**To do:** From the entries below, copy each line in which the word "icon" occurs.
____
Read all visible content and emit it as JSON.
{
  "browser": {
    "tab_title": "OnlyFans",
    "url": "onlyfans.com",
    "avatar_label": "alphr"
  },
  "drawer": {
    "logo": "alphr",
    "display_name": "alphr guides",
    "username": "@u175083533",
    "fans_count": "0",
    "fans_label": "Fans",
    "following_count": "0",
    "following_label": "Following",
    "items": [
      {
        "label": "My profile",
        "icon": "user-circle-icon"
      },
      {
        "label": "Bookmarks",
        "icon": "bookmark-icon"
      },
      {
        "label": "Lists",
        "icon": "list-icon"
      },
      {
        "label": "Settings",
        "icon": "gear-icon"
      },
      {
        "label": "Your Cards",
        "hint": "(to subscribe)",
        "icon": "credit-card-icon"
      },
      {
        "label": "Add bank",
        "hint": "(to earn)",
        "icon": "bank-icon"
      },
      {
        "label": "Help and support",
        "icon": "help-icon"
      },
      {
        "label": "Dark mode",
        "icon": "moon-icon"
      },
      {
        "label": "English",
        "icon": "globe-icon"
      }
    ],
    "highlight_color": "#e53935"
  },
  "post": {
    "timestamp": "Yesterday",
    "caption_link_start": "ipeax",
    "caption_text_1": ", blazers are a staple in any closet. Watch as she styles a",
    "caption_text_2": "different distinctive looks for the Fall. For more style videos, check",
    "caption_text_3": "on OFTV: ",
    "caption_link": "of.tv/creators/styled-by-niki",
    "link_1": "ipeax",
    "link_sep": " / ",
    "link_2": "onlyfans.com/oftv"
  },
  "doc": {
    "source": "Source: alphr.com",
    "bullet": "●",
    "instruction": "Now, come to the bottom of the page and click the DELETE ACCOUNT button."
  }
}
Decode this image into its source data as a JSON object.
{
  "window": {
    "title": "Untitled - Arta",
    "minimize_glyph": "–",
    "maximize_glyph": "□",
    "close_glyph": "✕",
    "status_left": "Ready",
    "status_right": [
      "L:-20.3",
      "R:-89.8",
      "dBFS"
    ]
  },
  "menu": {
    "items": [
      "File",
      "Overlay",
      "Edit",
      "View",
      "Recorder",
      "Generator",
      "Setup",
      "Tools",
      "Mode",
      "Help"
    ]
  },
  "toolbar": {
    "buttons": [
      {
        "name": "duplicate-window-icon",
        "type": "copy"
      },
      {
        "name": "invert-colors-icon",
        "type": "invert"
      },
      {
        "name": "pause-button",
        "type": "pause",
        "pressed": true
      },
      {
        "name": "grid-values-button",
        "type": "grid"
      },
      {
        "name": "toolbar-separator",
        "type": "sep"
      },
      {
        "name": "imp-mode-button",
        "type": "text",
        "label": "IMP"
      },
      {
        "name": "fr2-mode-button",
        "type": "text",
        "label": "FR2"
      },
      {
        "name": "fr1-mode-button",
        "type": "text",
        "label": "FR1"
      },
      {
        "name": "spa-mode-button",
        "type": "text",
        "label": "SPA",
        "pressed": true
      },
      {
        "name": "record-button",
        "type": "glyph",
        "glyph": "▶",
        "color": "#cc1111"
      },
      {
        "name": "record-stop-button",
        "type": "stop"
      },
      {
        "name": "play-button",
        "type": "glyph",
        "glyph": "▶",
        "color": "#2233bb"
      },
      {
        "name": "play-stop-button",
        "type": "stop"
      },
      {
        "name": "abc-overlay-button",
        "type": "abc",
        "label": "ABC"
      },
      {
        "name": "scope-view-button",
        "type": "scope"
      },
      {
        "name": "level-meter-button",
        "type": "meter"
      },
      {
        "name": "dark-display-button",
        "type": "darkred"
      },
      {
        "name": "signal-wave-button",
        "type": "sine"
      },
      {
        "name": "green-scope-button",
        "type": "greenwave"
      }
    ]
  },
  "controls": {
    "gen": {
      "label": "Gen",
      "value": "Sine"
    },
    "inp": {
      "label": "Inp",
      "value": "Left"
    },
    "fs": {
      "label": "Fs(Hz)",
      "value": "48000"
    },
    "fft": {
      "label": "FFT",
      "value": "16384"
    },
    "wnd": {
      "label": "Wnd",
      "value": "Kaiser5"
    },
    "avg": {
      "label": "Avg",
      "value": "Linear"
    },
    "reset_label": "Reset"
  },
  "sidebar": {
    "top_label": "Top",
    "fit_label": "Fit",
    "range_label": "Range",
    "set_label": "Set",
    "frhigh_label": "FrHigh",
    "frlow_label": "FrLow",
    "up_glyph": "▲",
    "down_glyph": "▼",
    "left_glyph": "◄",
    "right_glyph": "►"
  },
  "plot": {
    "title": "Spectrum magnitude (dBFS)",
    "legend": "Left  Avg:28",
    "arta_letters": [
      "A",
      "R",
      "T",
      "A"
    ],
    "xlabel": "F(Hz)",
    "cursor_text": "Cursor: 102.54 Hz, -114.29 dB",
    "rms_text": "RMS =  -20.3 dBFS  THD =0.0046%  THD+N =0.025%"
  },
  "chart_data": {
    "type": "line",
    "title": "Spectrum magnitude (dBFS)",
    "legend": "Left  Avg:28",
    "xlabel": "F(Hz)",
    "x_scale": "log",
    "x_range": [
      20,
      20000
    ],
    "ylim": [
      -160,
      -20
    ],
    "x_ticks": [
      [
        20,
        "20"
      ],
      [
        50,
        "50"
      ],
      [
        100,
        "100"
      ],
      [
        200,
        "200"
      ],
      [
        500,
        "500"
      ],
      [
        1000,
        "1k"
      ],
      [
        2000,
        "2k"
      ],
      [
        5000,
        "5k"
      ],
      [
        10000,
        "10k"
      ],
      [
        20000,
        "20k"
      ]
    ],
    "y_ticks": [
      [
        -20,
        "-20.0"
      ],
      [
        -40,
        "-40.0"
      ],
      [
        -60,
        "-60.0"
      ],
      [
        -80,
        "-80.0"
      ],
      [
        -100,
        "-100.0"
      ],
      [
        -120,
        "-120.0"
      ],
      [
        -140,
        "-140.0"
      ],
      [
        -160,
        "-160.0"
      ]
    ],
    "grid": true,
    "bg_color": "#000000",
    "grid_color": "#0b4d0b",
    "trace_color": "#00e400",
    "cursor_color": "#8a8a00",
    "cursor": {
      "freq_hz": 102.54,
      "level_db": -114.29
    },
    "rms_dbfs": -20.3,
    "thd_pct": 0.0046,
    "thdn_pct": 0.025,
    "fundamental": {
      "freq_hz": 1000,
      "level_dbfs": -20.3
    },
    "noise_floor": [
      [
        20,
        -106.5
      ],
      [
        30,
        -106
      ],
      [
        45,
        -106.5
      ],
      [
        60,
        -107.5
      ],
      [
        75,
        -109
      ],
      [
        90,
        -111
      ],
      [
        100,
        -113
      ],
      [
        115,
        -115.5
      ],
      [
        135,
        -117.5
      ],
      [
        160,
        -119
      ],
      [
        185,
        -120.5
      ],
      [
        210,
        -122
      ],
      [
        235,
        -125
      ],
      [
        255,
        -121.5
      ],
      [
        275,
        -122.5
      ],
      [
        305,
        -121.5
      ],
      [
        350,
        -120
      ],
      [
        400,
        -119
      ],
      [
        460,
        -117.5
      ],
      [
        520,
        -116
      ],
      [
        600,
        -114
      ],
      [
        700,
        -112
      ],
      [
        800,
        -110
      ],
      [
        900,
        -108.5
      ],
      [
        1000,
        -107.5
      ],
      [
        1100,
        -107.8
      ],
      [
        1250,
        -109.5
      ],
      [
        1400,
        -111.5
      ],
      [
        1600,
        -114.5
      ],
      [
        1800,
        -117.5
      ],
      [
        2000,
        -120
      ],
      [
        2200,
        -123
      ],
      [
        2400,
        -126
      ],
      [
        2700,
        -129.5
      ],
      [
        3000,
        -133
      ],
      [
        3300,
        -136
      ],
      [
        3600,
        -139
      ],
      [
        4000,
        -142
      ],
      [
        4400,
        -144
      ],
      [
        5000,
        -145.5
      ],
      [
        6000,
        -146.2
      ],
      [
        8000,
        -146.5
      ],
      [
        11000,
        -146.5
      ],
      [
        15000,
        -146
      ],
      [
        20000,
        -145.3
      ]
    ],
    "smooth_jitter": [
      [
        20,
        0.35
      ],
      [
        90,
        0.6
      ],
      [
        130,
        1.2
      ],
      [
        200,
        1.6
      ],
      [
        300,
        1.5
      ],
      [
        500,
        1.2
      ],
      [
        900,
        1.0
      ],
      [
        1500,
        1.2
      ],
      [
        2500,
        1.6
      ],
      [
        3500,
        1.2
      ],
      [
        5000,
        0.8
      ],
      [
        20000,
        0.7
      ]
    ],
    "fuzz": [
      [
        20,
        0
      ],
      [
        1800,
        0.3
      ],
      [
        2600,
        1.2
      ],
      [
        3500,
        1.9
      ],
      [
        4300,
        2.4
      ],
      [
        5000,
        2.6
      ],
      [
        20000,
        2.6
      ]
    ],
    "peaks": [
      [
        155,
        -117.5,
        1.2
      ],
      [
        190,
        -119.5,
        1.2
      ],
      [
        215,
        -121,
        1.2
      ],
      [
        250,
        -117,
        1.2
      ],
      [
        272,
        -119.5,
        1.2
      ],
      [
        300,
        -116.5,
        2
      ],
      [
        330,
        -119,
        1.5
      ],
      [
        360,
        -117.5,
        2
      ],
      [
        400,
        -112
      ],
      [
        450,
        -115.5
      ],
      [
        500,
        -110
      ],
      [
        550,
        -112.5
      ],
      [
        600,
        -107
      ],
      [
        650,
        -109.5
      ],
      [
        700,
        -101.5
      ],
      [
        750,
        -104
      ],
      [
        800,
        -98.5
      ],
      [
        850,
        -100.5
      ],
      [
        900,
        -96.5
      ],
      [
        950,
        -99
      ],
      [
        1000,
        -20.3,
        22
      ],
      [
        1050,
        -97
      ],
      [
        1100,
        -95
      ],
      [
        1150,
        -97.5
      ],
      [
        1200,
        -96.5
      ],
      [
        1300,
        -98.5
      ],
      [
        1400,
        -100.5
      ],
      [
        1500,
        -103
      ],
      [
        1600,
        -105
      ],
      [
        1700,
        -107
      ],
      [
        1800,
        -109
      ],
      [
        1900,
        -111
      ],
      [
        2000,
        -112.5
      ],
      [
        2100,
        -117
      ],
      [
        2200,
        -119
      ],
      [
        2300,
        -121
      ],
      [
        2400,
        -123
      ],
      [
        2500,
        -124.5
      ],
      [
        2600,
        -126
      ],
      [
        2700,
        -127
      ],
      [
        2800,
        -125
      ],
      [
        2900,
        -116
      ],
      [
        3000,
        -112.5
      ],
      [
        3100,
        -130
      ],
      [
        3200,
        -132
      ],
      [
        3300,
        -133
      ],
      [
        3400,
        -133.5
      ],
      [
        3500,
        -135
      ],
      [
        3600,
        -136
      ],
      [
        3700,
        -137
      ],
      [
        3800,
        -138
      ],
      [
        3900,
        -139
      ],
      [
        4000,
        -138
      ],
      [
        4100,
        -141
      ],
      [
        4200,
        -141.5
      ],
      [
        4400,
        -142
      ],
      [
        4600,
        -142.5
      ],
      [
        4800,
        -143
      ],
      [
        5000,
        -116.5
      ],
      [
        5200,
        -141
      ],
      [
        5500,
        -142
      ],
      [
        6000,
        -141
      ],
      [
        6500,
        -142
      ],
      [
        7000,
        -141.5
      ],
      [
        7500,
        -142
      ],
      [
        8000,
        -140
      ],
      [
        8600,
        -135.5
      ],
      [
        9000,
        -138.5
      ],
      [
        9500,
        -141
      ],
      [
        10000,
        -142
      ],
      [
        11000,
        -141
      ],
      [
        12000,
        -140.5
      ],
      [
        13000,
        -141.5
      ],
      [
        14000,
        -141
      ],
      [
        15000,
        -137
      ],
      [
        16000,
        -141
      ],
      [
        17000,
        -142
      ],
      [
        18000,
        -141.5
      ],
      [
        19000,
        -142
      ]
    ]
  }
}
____
**Answer area:**
        "icon": "user-circle-icon"
        "icon": "bookmark-icon"
        "icon": "list-icon"
        "icon": "gear-icon"
        "icon": "credit-card-icon"
        "icon": "bank-icon"
        "icon": "help-icon"
        "icon": "moon-icon"
        "icon": "globe-icon"
        "name": "duplicate-window-icon",
        "name": "invert-colors-icon",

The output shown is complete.